━━ Records to use

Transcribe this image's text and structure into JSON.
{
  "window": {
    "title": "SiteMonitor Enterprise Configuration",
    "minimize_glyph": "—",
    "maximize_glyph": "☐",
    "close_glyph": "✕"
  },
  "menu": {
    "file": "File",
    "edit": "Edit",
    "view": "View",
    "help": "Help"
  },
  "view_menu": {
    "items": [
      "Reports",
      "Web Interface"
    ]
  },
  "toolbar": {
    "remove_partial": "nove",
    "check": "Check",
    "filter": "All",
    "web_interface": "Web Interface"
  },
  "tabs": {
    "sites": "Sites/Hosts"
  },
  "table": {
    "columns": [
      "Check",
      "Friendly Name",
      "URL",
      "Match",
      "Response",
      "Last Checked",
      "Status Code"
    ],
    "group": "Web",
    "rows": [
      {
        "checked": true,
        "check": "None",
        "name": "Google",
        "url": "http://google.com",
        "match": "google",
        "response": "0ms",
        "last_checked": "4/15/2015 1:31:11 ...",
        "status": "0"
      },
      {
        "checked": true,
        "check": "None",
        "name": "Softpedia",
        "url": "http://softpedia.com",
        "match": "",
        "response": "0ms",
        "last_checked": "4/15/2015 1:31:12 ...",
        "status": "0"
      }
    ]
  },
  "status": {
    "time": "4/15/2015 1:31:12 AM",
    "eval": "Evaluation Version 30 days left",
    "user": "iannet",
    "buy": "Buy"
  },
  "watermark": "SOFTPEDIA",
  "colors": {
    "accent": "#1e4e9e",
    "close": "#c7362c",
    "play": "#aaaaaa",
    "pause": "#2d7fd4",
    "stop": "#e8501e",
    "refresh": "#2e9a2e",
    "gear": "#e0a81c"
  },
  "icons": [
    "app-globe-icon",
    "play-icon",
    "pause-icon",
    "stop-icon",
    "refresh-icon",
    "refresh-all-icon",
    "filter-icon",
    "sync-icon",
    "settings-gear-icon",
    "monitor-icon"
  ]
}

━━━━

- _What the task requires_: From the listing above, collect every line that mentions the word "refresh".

- _Exercise output_:
    "refresh": "#2e9a2e",
    "refresh-icon",
    "refresh-all-icon",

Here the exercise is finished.